Visiting the mausoleum was an interesting experience. Many Vietnamese make the pilgrimage to Hanoi to pay their respects to Ho Chi Minh. As such, the event is a somber affair. A strict dresscode is enforced, and the security is tighter than what I experienced at the airport. The lines were single file and orderly, unheard of elsewhere in Vietnam. Cameras, phones, bags of all types were taken and held. If you don't agree to those terms, you get escorted off the grounds forcefully. I wasn't excited about turning over my $2,000 Nikon but the guy in the uniform didn't seemed inclined to discuss. The lines wind their way around the complex and slowly approach the giant mausoleum structure. This has to be the most unattractive building I saw in all my travels, a true hallmark of communist design. The architects later made some absurd claim that the building was designed to resemble a blooming lotus flower. Judge for yourself.

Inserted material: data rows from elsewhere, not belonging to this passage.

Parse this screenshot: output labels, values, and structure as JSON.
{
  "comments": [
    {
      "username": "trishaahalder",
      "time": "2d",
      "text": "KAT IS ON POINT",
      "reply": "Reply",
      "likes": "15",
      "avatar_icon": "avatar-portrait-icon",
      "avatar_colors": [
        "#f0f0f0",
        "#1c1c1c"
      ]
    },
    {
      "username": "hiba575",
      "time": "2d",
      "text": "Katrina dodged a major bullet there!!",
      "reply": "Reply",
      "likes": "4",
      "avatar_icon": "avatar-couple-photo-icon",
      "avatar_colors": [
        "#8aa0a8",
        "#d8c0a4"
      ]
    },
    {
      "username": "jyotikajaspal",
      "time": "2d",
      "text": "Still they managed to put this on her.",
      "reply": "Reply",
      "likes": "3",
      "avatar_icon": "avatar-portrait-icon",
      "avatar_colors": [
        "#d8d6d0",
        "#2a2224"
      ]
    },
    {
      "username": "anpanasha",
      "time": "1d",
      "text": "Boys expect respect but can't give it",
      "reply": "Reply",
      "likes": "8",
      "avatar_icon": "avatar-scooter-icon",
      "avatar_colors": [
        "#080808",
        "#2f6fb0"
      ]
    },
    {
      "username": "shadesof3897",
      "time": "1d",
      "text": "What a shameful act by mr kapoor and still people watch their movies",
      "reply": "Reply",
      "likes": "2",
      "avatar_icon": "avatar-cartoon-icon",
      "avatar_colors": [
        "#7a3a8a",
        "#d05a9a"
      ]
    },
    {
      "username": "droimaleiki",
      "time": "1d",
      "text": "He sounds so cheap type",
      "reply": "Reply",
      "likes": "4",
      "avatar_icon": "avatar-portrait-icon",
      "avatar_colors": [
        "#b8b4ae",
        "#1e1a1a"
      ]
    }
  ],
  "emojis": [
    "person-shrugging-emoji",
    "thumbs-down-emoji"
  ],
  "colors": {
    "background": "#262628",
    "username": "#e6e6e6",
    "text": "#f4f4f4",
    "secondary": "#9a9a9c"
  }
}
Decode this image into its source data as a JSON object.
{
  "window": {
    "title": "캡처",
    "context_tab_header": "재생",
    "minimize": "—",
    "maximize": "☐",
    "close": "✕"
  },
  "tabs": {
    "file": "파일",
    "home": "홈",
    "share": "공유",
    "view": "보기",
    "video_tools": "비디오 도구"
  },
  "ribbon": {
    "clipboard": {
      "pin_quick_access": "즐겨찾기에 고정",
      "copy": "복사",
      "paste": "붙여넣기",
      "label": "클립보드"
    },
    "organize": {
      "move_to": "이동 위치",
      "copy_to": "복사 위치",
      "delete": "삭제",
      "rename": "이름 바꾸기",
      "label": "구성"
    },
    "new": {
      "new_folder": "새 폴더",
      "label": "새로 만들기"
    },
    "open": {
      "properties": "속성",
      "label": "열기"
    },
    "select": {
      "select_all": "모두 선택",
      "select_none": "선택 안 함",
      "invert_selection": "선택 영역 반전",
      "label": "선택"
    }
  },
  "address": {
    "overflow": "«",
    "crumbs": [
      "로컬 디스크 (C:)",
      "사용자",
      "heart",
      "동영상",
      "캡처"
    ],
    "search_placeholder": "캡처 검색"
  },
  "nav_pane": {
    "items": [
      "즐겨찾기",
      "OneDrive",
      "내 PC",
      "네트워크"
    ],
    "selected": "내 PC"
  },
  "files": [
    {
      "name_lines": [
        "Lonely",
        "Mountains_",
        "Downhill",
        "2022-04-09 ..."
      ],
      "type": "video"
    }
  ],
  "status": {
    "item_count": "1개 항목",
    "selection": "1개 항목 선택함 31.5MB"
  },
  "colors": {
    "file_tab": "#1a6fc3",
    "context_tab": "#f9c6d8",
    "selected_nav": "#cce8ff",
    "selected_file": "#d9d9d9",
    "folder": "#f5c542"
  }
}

The Ho Chi Minh Mausoleum

As you enter the mausoleum itself, the tension starts to rise a bit as the guards increase both in number and armaments. This would be no place to attempt anything rash. Descending into the building it starts to get progressively colder and colder. At first its refreshing until you realize that this is not air conditioning, this is refrigeration. Under a giant hammer and sickle, in a glass box, lies the preserved corpse of Ho Chi Minh. He looked pretty good to me, considering he's been dead since 1969. Whether that's actually him is the source of some debate. It sure looked like the guy on the currency. The mausoleum is closed every October and November for "embalming maintenance." Without the help of Soviet "experts", I'm not sure who's in charge of keeping him looking his best. One theory claims that the October/November "maintenance" period is actually used to scour the countryside for some poor bastard, dead or alive, that resembles him enough to take his place in that glass box. Despite such rumors, visitors were in awe of the country's modern founder and hero.

The Vietnamese government is quite skilled at writing history in a way that suits them. The legacy of Ho Chi Minh as a liberator and unifier of Vietnam is trumpeted at all levels of society, and serves as a useful personality cult for the government (it reminded me of the reverence for Atta Turk in Turkey, the founder of the modern Turkish republic). Ho Chi Minh's other passion as a textbook Marxist, who's economic ideals have largely been abandoned today, is in question. There is a giant statue of Lenin near the Ho Chi Minh complex. I wouldn't be surprised to see it gone in a few years. The transformation of Vietnam is pretty evident everywhere you travel. Vietnam is a poor country at the moment, but I didn't see many vagrants, beggars or homeless. The only exception was in Hanoi. I saw a number of panhandlers surrounding the Ho Chi Minh memorial begging for spare change from passers by. Its ironic that the most visible destitution for visitors to Vietnam is outside the walls of a monument erected in honor of its most evangelical Marxist. Assuming that's not him in that box, the real Ho Chi Minh is probably spinning in some unmarked grave on the outskirts of town.

Enjoying a farewell cocktail at the Hotel Metropole in Hanoi

Read more about the Thang Long Water Puppet Show